▸ Assigned task: Among the entries below, how many lines contain the string "existing"? Reply with that number alone.

▸ Records provided:
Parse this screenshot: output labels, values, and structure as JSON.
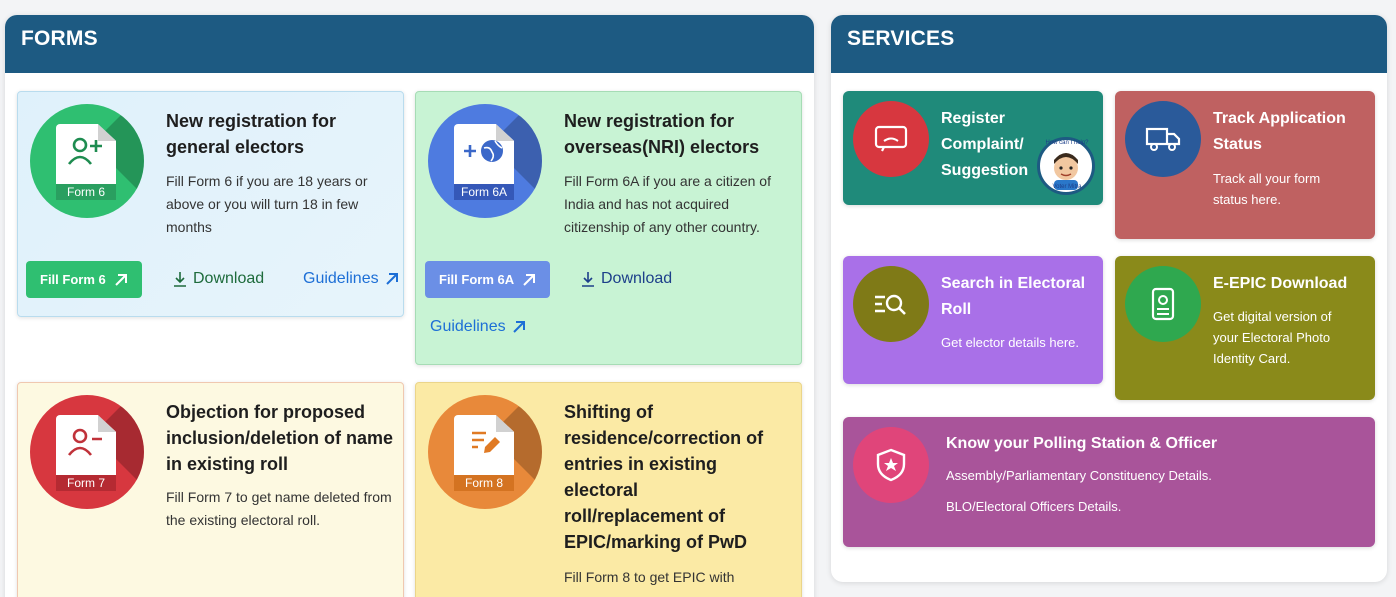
{
  "forms": {
    "header": "FORMS",
    "cards": [
      {
        "form_label": "Form 6",
        "title": "New registration for general electors",
        "desc": "Fill Form 6 if you are 18 years or above or you will turn 18 in few months",
        "button": "Fill Form 6",
        "download": "Download",
        "guidelines": "Guidelines",
        "color": "#2fbf71"
      },
      {
        "form_label": "Form 6A",
        "title": "New registration for overseas(NRI) electors",
        "desc": "Fill Form 6A if you are a citizen of India and has not acquired citizenship of any other country.",
        "button": "Fill Form 6A",
        "download": "Download",
        "guidelines": "Guidelines",
        "color": "#6b8fe6"
      },
      {
        "form_label": "Form 7",
        "title": "Objection for proposed inclusion/deletion of name in existing roll",
        "desc": "Fill Form 7 to get name deleted from the existing electoral roll.",
        "color": "#d7373f"
      },
      {
        "form_label": "Form 8",
        "title": "Shifting of residence/correction of entries in existing electoral roll/replacement of EPIC/marking of PwD",
        "desc": "Fill Form 8 to get EPIC with",
        "color": "#e8893a"
      }
    ]
  },
  "services": {
    "header": "SERVICES",
    "cards": [
      {
        "title": "Register Complaint/ Suggestion",
        "icon": "complaint-icon",
        "bg": "#1f8a7a",
        "circle": "#d7373f"
      },
      {
        "title": "Track Application Status",
        "desc": "Track all your form status here.",
        "icon": "truck-icon",
        "bg": "#bf6161",
        "circle": "#2a5a9a"
      },
      {
        "title": "Search in Electoral Roll",
        "desc": "Get elector details here.",
        "icon": "search-list-icon",
        "bg": "#a970e8",
        "circle": "#7f7a17"
      },
      {
        "title": "E-EPIC Download",
        "desc": "Get digital version of your Electoral Photo Identity Card.",
        "icon": "id-card-icon",
        "bg": "#8a8a1a",
        "circle": "#2fa84f"
      },
      {
        "title": "Know your Polling Station & Officer",
        "desc1": "Assembly/Parliamentary Constituency Details.",
        "desc2": "BLO/Electoral Officers Details.",
        "icon": "shield-star-icon",
        "bg": "#a9549a",
        "circle": "#e0457a"
      }
    ],
    "mascot": {
      "top_text": "How can I help?",
      "bottom_text": "Voter Mitra"
    }
  }
}
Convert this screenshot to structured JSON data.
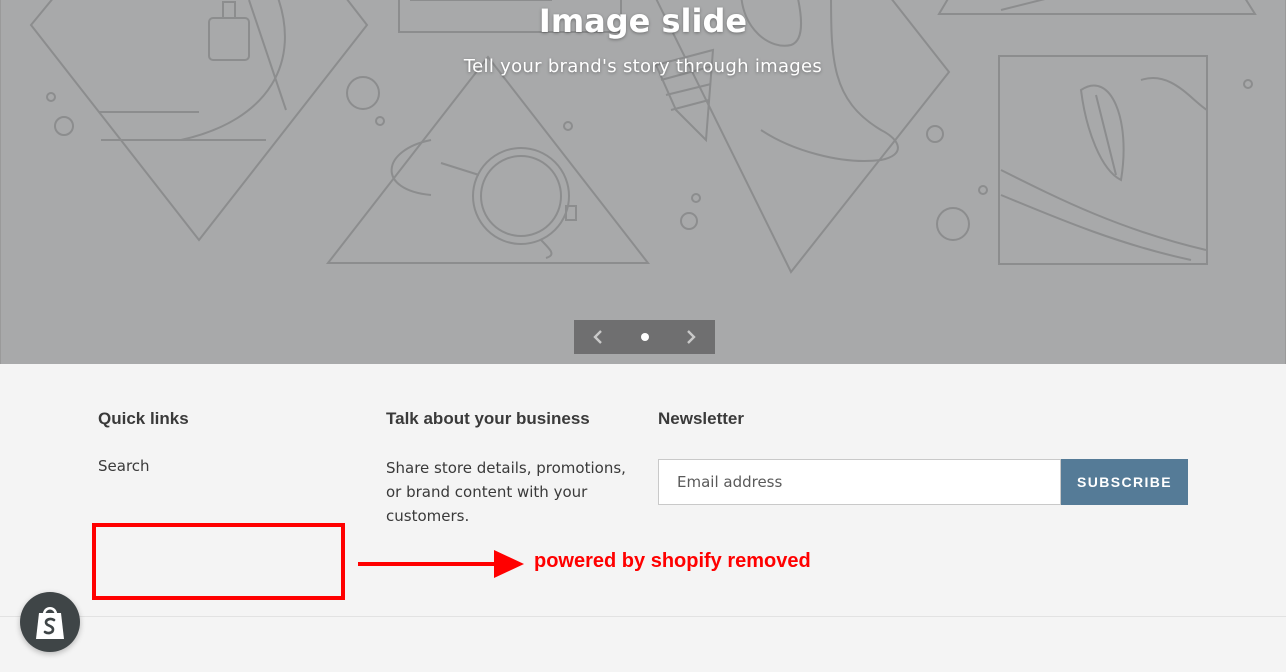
{
  "hero": {
    "title": "Image slide",
    "subtitle": "Tell your brand's story through images",
    "controls": {
      "prev_icon": "chevron-left-icon",
      "next_icon": "chevron-right-icon",
      "slide_count": 1,
      "active_slide": 1
    },
    "background_color": "#a8a9aa"
  },
  "footer": {
    "quick_links": {
      "heading": "Quick links",
      "items": [
        "Search"
      ]
    },
    "about": {
      "heading": "Talk about your business",
      "text": "Share store details, promotions, or brand content with your customers."
    },
    "newsletter": {
      "heading": "Newsletter",
      "email_placeholder": "Email address",
      "subscribe_label": "SUBSCRIBE"
    }
  },
  "annotation": {
    "text": "powered by shopify removed",
    "color": "#ff0000"
  },
  "badge": {
    "icon": "shopify-bag-icon"
  },
  "colors": {
    "accent": "#557b97",
    "footer_bg": "#f4f4f4",
    "text": "#3a3a3a"
  }
}
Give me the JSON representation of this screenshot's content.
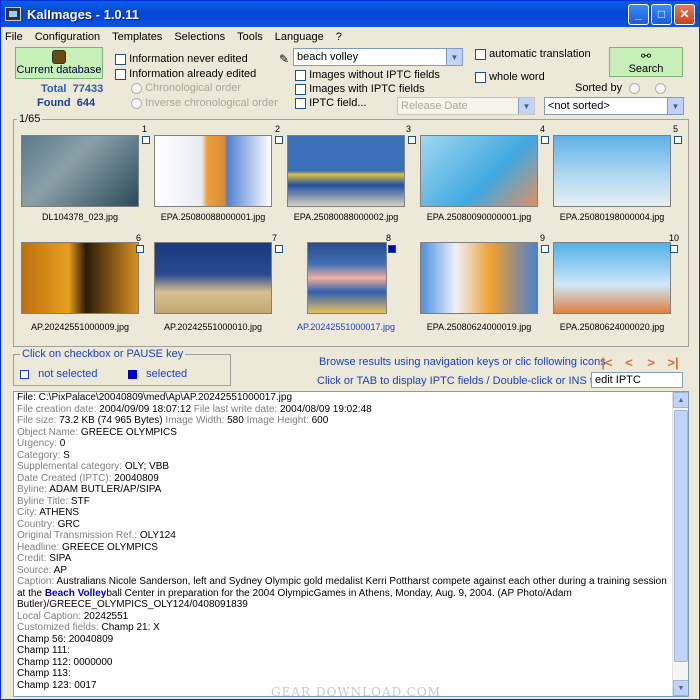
{
  "window": {
    "title": "KalImages - 1.0.11"
  },
  "menu": [
    "File",
    "Configuration",
    "Templates",
    "Selections",
    "Tools",
    "Language",
    "?"
  ],
  "left_panel": {
    "current_db_label": "Current database",
    "total_label": "Total",
    "total_value": "77433",
    "found_label": "Found",
    "found_value": "644"
  },
  "filters": {
    "never_edited": "Information never edited",
    "already_edited": "Information already edited",
    "chrono": "Chronological order",
    "inverse_chrono": "Inverse chronological order",
    "search_value": "beach volley",
    "without_iptc": "Images without IPTC fields",
    "with_iptc": "Images with IPTC fields",
    "iptc_field": "IPTC field...",
    "field_select": "Release Date",
    "auto_translation": "automatic translation",
    "whole_word": "whole word",
    "sorted_by": "Sorted by",
    "sort_select": "<not sorted>",
    "search_button": "Search"
  },
  "gallery": {
    "page": "1/65",
    "items": [
      {
        "num": "1",
        "file": "DL104378_023.jpg",
        "selected": false
      },
      {
        "num": "2",
        "file": "EPA.25080088000001.jpg",
        "selected": false
      },
      {
        "num": "3",
        "file": "EPA.25080088000002.jpg",
        "selected": false
      },
      {
        "num": "4",
        "file": "EPA.25080090000001.jpg",
        "selected": false
      },
      {
        "num": "5",
        "file": "EPA.25080198000004.jpg",
        "selected": false
      },
      {
        "num": "6",
        "file": "AP.20242551000009.jpg",
        "selected": false
      },
      {
        "num": "7",
        "file": "AP.20242551000010.jpg",
        "selected": false
      },
      {
        "num": "8",
        "file": "AP.20242551000017.jpg",
        "selected": true
      },
      {
        "num": "9",
        "file": "EPA.25080624000019.jpg",
        "selected": false
      },
      {
        "num": "10",
        "file": "EPA.25080624000020.jpg",
        "selected": false
      }
    ]
  },
  "legend": {
    "title": "Click on checkbox or PAUSE key",
    "not_selected": "not selected",
    "selected": "selected"
  },
  "nav": {
    "browse_hint": "Browse results using navigation keys or clic following icons",
    "iptc_hint": "Click or TAB to display IPTC fields / Double-click or INS to",
    "edit_iptc": "edit IPTC"
  },
  "details": {
    "file_path": "File: C:\\PixPalace\\20040809\\med\\Ap\\AP.20242551000017.jpg",
    "file_creation_key": "File creation date: ",
    "file_creation_val": "2004/09/09 18:07:12",
    "file_last_write_key": " File last write date: ",
    "file_last_write_val": "2004/08/09 19:02:48",
    "file_size_key": "File size: ",
    "file_size_val": "73.2 KB (74 965 Bytes)",
    "image_width_key": " Image Width: ",
    "image_width_val": "580",
    "image_height_key": " Image Height: ",
    "image_height_val": "600",
    "fields": [
      {
        "k": "Object Name: ",
        "v": "GREECE OLYMPICS"
      },
      {
        "k": "Urgency: ",
        "v": "0"
      },
      {
        "k": "Category: ",
        "v": "S"
      },
      {
        "k": "Supplemental category: ",
        "v": "OLY; VBB"
      },
      {
        "k": "Date Created (IPTC): ",
        "v": "20040809"
      },
      {
        "k": "Byline: ",
        "v": "ADAM BUTLER/AP/SIPA"
      },
      {
        "k": "Byline Title: ",
        "v": "STF"
      },
      {
        "k": "City: ",
        "v": "ATHENS"
      },
      {
        "k": "Country: ",
        "v": "GRC"
      },
      {
        "k": "Original Transmission Ref.: ",
        "v": "OLY124"
      },
      {
        "k": "Headline: ",
        "v": "GREECE OLYMPICS"
      },
      {
        "k": "Credit: ",
        "v": "SIPA"
      },
      {
        "k": "Source: ",
        "v": "AP"
      }
    ],
    "caption_key": "Caption: ",
    "caption_part1": "Australians Nicole Sanderson, left and Sydney Olympic gold medalist Kerri Pottharst compete against each other during a training session at the ",
    "caption_highlight": "Beach Volley",
    "caption_part2": "ball Center in preparation for the  2004 OlympicGames in Athens,  Monday, Aug. 9, 2004.  (AP Photo/Adam Butler)/GREECE_OLYMPICS_OLY124/0408091839",
    "fields2": [
      {
        "k": "Local Caption: ",
        "v": "20242551"
      },
      {
        "k": "Customized fields: ",
        "v": "Champ 21: X"
      },
      {
        "k": "",
        "v": "Champ 56: 20040809"
      },
      {
        "k": "",
        "v": "Champ 111:"
      },
      {
        "k": "",
        "v": "Champ 112: 0000000"
      },
      {
        "k": "",
        "v": "Champ 113:"
      },
      {
        "k": "",
        "v": "Champ 123: 0017"
      }
    ]
  },
  "watermark": "GEAR DOWNLOAD.COM",
  "colors": {
    "title_bar": "#0a5fe8",
    "accent_blue": "#0000cc",
    "nav_orange": "#e07030",
    "search_green": "#c6f0b8"
  }
}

▸ Response for this exercise: 3